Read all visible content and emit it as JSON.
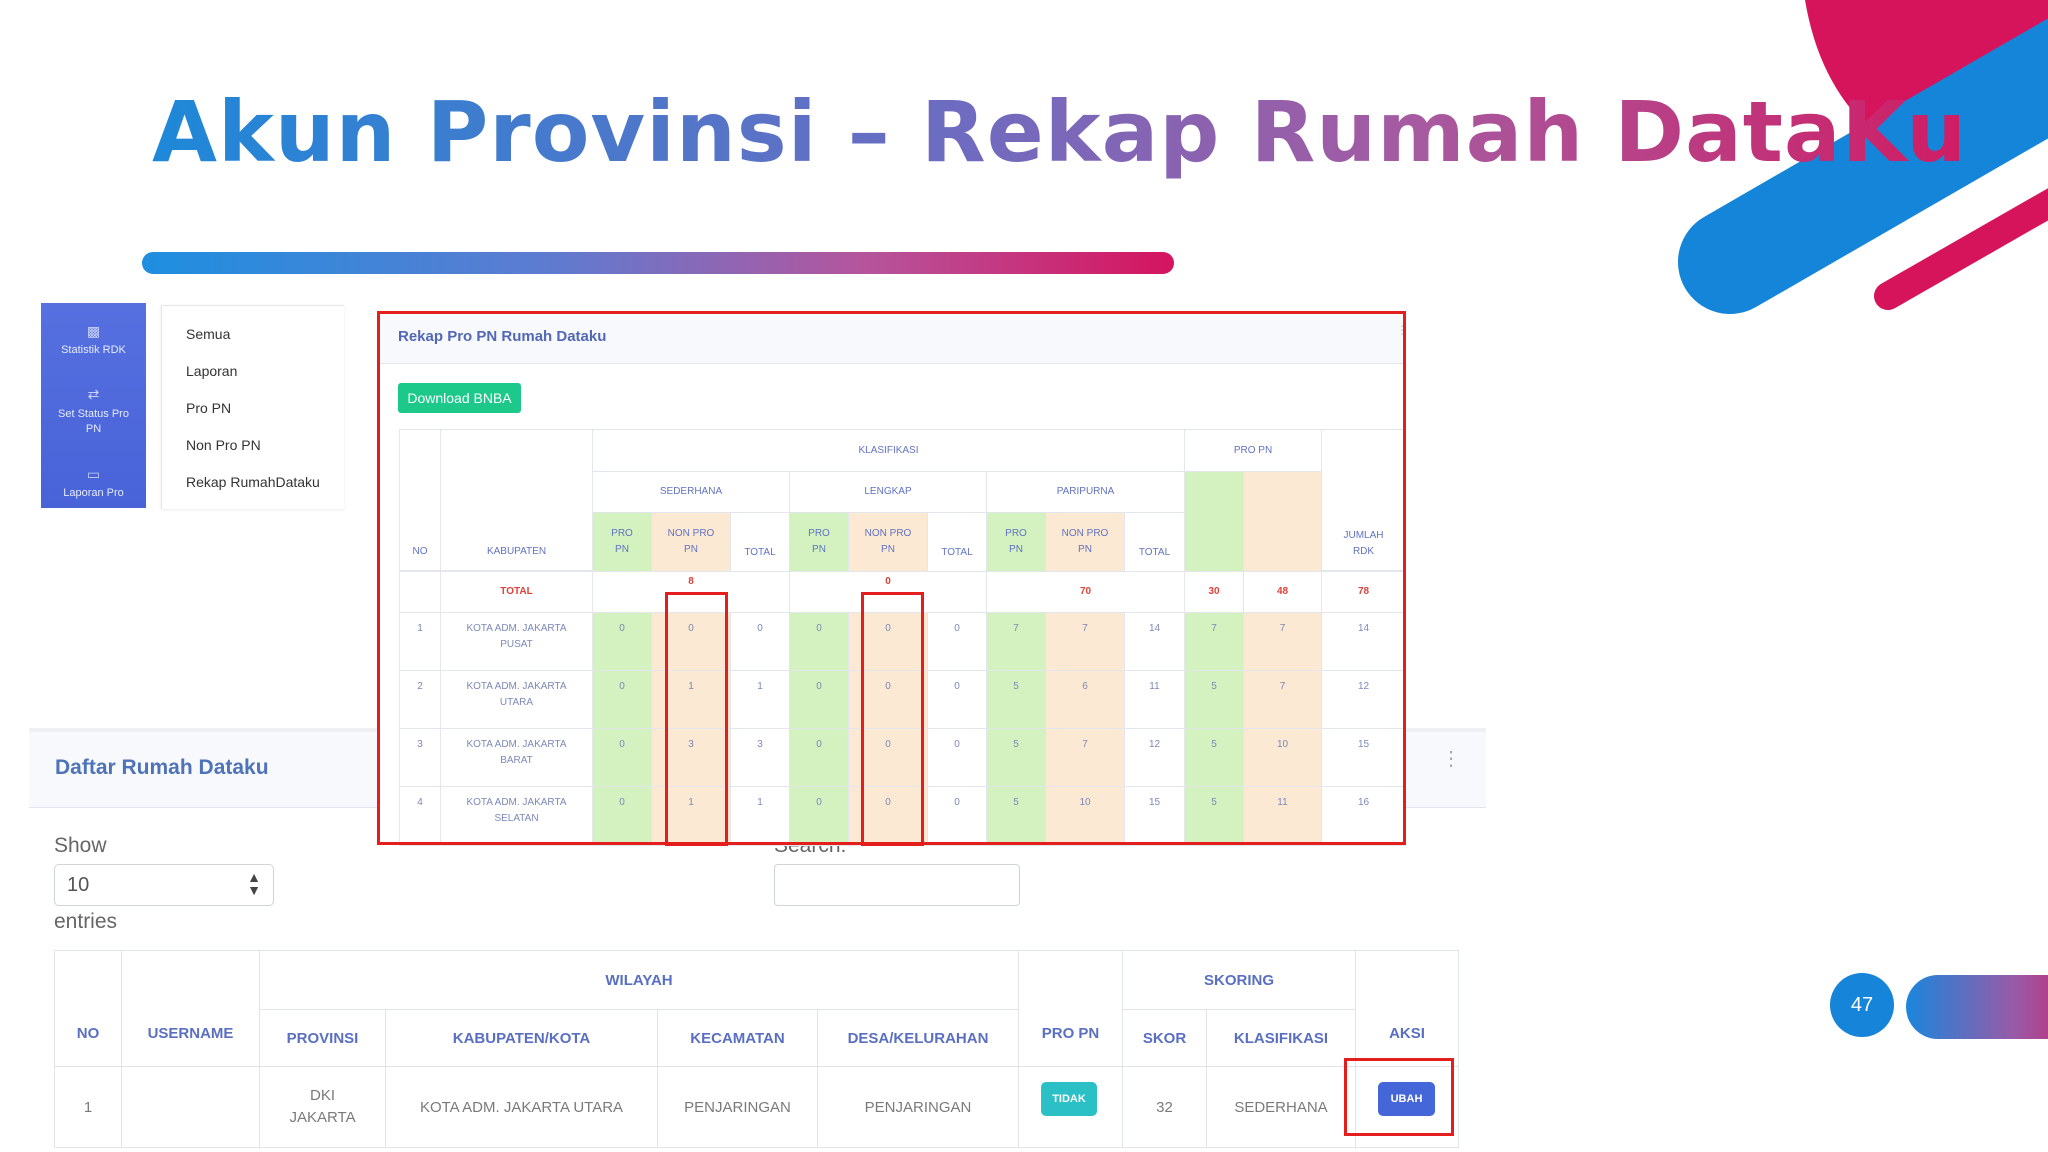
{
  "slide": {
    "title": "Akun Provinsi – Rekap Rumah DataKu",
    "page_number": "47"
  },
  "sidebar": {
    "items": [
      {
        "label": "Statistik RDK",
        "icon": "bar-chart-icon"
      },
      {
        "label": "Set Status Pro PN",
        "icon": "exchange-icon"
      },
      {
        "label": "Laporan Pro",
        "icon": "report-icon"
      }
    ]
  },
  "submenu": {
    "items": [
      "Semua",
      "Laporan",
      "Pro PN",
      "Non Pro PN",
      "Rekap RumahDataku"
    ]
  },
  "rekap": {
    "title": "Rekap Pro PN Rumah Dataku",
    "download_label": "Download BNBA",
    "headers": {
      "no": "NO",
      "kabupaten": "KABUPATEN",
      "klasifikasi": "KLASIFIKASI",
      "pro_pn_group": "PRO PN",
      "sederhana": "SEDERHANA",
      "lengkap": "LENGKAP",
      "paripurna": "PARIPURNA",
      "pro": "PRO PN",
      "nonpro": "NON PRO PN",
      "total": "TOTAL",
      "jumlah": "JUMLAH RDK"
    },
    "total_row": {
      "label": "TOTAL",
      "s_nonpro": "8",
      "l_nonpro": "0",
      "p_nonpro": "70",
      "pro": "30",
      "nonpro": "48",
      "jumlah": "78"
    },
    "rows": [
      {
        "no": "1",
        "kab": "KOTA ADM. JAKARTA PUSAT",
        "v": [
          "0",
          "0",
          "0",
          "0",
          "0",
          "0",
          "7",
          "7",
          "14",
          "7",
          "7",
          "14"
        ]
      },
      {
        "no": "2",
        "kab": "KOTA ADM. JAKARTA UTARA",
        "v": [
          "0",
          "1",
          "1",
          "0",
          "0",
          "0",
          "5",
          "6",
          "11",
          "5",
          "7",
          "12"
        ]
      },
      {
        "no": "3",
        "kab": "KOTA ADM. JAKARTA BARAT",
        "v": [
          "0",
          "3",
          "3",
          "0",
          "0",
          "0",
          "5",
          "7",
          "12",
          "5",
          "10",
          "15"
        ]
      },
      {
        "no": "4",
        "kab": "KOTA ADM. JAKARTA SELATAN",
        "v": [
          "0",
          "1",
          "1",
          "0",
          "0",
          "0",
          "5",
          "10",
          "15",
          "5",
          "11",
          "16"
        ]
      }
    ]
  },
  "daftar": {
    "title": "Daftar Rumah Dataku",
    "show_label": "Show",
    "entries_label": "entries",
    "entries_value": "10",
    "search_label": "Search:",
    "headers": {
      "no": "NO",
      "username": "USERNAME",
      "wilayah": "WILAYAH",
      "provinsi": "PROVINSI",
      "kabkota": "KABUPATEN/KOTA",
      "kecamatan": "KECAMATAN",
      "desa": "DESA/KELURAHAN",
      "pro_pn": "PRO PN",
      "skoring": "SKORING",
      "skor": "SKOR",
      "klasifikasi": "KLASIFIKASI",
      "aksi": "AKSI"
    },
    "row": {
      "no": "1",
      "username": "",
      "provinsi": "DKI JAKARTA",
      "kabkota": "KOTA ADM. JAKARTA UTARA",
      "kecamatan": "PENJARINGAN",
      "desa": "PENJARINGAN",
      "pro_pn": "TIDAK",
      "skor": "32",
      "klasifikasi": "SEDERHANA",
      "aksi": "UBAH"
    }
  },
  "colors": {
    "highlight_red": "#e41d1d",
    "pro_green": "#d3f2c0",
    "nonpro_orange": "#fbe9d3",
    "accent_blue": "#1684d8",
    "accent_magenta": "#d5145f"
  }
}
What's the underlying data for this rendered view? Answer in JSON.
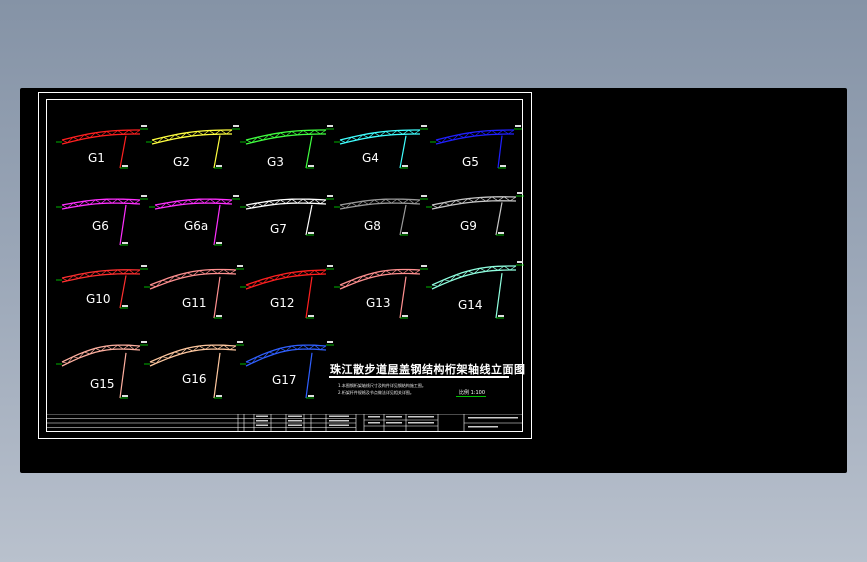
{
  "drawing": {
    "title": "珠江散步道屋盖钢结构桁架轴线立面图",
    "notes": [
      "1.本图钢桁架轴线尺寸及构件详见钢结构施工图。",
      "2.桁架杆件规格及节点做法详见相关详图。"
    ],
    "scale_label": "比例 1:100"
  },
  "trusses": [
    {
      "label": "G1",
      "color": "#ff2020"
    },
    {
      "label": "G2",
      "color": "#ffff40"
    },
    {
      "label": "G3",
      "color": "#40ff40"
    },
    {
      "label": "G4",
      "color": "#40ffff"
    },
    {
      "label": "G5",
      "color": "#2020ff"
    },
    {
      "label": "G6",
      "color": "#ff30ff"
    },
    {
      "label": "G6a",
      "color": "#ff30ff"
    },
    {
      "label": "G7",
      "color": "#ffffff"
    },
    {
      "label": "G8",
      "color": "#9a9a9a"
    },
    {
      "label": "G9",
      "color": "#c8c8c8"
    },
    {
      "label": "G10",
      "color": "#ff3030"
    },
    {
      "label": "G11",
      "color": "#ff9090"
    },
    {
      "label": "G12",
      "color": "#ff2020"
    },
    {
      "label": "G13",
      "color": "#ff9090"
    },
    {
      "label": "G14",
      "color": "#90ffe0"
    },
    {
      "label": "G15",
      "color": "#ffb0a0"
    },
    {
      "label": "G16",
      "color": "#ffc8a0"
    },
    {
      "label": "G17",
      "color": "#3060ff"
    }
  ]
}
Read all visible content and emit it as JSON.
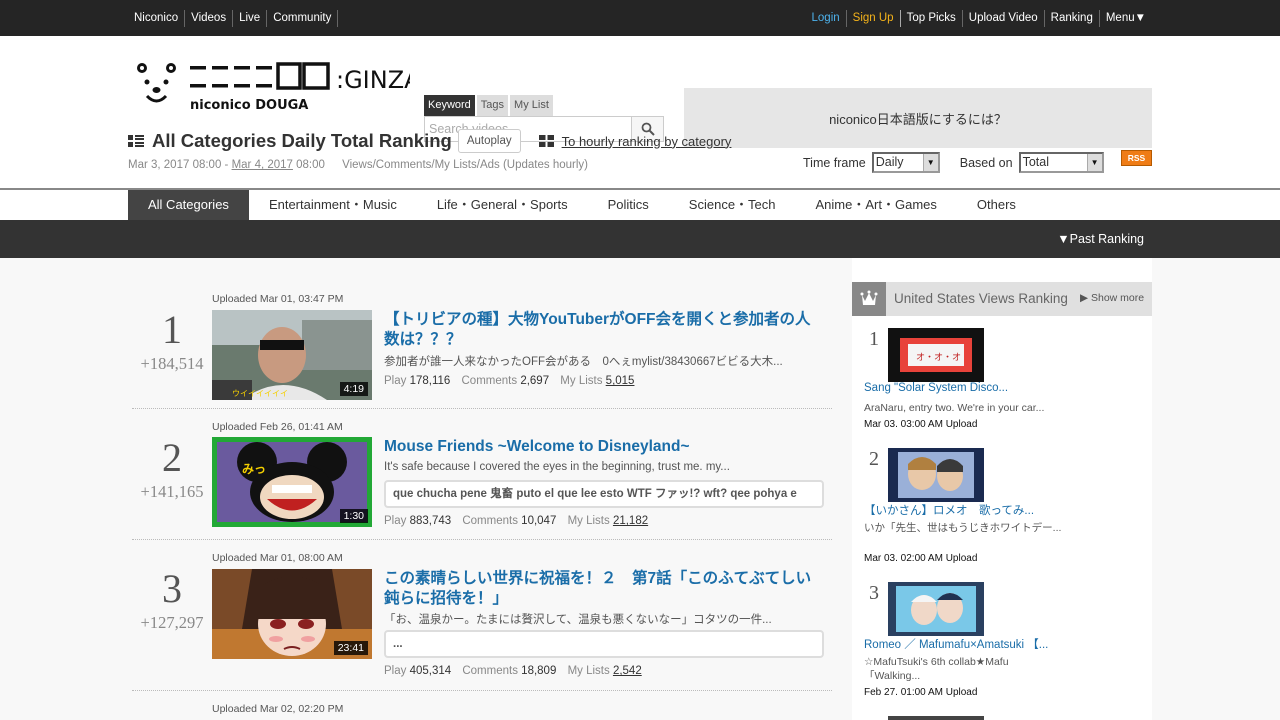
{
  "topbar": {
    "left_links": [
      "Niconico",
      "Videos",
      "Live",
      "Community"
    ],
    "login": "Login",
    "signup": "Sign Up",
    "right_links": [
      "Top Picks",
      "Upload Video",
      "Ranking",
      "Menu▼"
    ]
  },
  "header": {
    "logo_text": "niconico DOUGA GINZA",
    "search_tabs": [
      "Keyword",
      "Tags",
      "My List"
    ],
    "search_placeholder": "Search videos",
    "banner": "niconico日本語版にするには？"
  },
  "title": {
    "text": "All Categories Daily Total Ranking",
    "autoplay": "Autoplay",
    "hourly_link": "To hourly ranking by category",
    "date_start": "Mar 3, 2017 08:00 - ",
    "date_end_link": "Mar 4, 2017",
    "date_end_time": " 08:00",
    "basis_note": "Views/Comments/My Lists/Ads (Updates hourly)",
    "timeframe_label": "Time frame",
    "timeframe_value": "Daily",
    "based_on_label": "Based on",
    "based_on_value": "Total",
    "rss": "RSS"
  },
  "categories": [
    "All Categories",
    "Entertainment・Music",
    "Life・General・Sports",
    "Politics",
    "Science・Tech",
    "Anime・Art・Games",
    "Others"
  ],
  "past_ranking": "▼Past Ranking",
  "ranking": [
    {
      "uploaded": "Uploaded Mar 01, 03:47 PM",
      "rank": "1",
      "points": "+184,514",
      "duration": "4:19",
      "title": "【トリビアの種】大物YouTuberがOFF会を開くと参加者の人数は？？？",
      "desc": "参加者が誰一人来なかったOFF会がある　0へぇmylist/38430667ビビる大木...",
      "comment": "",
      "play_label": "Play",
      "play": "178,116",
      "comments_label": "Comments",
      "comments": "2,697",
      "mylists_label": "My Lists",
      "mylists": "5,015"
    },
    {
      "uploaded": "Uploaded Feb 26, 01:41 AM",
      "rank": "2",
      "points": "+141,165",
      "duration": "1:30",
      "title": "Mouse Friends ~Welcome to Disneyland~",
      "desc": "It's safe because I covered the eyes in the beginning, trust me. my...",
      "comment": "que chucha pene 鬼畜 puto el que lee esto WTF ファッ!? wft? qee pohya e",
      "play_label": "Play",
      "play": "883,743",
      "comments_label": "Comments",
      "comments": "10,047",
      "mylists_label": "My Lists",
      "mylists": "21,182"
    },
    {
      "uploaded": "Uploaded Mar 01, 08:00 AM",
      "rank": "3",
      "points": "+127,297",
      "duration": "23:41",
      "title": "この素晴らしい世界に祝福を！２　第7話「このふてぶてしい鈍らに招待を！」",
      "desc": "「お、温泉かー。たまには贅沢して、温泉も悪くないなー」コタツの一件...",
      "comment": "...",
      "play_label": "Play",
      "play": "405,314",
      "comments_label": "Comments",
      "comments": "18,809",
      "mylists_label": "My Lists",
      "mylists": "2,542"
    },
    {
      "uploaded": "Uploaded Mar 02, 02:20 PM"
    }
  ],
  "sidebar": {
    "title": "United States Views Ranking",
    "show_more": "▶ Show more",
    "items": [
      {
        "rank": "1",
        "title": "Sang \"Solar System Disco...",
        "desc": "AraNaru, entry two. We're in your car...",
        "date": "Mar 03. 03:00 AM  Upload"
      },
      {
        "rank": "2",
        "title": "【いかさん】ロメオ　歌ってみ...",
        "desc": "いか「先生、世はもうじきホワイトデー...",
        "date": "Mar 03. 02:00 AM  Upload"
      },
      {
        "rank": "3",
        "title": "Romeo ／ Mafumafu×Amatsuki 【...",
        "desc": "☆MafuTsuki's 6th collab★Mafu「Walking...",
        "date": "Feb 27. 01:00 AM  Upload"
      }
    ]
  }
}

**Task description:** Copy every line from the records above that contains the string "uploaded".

**Answer to the problem:**
      "uploaded": "Uploaded Mar 01, 03:47 PM",
      "uploaded": "Uploaded Feb 26, 01:41 AM",
      "uploaded": "Uploaded Mar 01, 08:00 AM",
      "uploaded": "Uploaded Mar 02, 02:20 PM"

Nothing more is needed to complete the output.